Activity> With no additions or omissions, print the listing that follows.

Data section>
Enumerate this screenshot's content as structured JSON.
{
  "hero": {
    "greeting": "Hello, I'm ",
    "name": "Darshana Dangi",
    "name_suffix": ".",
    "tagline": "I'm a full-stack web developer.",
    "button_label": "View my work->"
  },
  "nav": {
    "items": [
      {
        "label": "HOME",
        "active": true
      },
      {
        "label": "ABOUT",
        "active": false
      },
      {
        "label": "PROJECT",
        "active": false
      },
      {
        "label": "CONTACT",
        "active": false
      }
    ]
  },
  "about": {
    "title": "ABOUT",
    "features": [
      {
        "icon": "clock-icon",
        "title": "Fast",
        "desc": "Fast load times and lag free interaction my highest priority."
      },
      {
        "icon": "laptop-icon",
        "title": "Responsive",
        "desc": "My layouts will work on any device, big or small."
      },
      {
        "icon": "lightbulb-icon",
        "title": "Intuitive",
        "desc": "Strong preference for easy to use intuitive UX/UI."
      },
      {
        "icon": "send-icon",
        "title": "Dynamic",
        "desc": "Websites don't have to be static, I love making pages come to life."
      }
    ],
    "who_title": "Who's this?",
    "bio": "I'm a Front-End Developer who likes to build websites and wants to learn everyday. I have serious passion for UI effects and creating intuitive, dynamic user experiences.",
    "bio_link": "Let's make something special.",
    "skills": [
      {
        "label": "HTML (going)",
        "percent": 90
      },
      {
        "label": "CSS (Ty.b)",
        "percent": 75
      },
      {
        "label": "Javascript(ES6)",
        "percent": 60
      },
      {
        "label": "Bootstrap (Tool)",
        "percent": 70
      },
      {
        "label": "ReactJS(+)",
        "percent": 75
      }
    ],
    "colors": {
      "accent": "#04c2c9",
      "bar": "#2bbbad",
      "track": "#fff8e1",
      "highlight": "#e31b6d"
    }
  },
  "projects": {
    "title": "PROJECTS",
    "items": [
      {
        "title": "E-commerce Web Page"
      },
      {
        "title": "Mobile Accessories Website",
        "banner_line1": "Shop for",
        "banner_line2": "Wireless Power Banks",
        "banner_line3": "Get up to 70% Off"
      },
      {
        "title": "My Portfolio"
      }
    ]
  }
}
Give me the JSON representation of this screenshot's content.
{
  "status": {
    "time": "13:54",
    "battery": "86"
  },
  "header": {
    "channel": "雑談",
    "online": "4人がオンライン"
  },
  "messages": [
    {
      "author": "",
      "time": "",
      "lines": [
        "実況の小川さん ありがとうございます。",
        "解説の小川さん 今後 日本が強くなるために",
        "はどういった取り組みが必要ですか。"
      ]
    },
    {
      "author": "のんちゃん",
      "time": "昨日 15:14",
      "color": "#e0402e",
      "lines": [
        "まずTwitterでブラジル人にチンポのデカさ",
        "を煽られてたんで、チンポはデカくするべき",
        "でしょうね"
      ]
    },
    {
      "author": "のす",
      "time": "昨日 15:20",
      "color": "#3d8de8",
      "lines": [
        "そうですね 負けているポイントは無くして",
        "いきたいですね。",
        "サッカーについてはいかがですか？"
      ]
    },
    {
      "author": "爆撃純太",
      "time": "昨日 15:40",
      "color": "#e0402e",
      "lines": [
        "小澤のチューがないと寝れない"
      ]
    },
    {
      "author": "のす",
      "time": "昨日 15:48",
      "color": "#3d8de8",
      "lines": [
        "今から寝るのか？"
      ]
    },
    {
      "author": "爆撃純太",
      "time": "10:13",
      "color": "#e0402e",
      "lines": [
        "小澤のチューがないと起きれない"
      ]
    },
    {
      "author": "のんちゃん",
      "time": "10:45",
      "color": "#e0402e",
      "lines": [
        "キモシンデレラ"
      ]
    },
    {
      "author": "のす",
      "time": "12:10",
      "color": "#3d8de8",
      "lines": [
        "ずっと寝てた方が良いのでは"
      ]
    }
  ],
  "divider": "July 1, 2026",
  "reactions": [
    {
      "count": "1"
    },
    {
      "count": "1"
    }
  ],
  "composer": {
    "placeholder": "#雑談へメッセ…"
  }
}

Answer>
Enumerate this screenshot's content as structured JSON.
{
  "hero": {
    "greeting": "Hello, I'm ",
    "name": "Darshana Dangi",
    "name_suffix": ".",
    "tagline": "I'm a full-stack web developer.",
    "button_label": "View my work->"
  },
  "nav": {
    "items": [
      {
        "label": "HOME",
        "active": true
      },
      {
        "label": "ABOUT",
        "active": false
      },
      {
        "label": "PROJECT",
        "active": false
      },
      {
        "label": "CONTACT",
        "active": false
      }
    ]
  },
  "about": {
    "title": "ABOUT",
    "features": [
      {
        "icon": "clock-icon",
        "title": "Fast",
        "desc": "Fast load times and lag free interaction my highest priority."
      },
      {
        "icon": "laptop-icon",
        "title": "Responsive",
        "desc": "My layouts will work on any device, big or small."
      },
      {
        "icon": "lightbulb-icon",
        "title": "Intuitive",
        "desc": "Strong preference for easy to use intuitive UX/UI."
      },
      {
        "icon": "send-icon",
        "title": "Dynamic",
        "desc": "Websites don't have to be static, I love making pages come to life."
      }
    ],
    "who_title": "Who's this?",
    "bio": "I'm a Front-End Developer who likes to build websites and wants to learn everyday. I have serious passion for UI effects and creating intuitive, dynamic user experiences.",
    "bio_link": "Let's make something special.",
    "skills": [
      {
        "label": "HTML (going)",
        "percent": 90
      },
      {
        "label": "CSS (Ty.b)",
        "percent": 75
      },
      {
        "label": "Javascript(ES6)",
        "percent": 60
      },
      {
        "label": "Bootstrap (Tool)",
        "percent": 70
      },
      {
        "label": "ReactJS(+)",
        "percent": 75
      }
    ],
    "colors": {
      "accent": "#04c2c9",
      "bar": "#2bbbad",
      "track": "#fff8e1",
      "highlight": "#e31b6d"
    }
  },
  "projects": {
    "title": "PROJECTS",
    "items": [
      {
        "title": "E-commerce Web Page"
      },
      {
        "title": "Mobile Accessories Website",
        "banner_line1": "Shop for",
        "banner_line2": "Wireless Power Banks",
        "banner_line3": "Get up to 70% Off"
      },
      {
        "title": "My Portfolio"
      }
    ]
  }
}
Give me the JSON representation of this screenshot's content.
{
  "status": {
    "time": "13:54",
    "battery": "86"
  },
  "header": {
    "channel": "雑談",
    "online": "4人がオンライン"
  },
  "messages": [
    {
      "author": "",
      "time": "",
      "lines": [
        "実況の小川さん ありがとうございます。",
        "解説の小川さん 今後 日本が強くなるために",
        "はどういった取り組みが必要ですか。"
      ]
    },
    {
      "author": "のんちゃん",
      "time": "昨日 15:14",
      "color": "#e0402e",
      "lines": [
        "まずTwitterでブラジル人にチンポのデカさ",
        "を煽られてたんで、チンポはデカくするべき",
        "でしょうね"
      ]
    },
    {
      "author": "のす",
      "time": "昨日 15:20",
      "color": "#3d8de8",
      "lines": [
        "そうですね 負けているポイントは無くして",
        "いきたいですね。",
        "サッカーについてはいかがですか？"
      ]
    },
    {
      "author": "爆撃純太",
      "time": "昨日 15:40",
      "color": "#e0402e",
      "lines": [
        "小澤のチューがないと寝れない"
      ]
    },
    {
      "author": "のす",
      "time": "昨日 15:48",
      "color": "#3d8de8",
      "lines": [
        "今から寝るのか？"
      ]
    },
    {
      "author": "爆撃純太",
      "time": "10:13",
      "color": "#e0402e",
      "lines": [
        "小澤のチューがないと起きれない"
      ]
    },
    {
      "author": "のんちゃん",
      "time": "10:45",
      "color": "#e0402e",
      "lines": [
        "キモシンデレラ"
      ]
    },
    {
      "author": "のす",
      "time": "12:10",
      "color": "#3d8de8",
      "lines": [
        "ずっと寝てた方が良いのでは"
      ]
    }
  ],
  "divider": "July 1, 2026",
  "reactions": [
    {
      "count": "1"
    },
    {
      "count": "1"
    }
  ],
  "composer": {
    "placeholder": "#雑談へメッセ…"
  }
}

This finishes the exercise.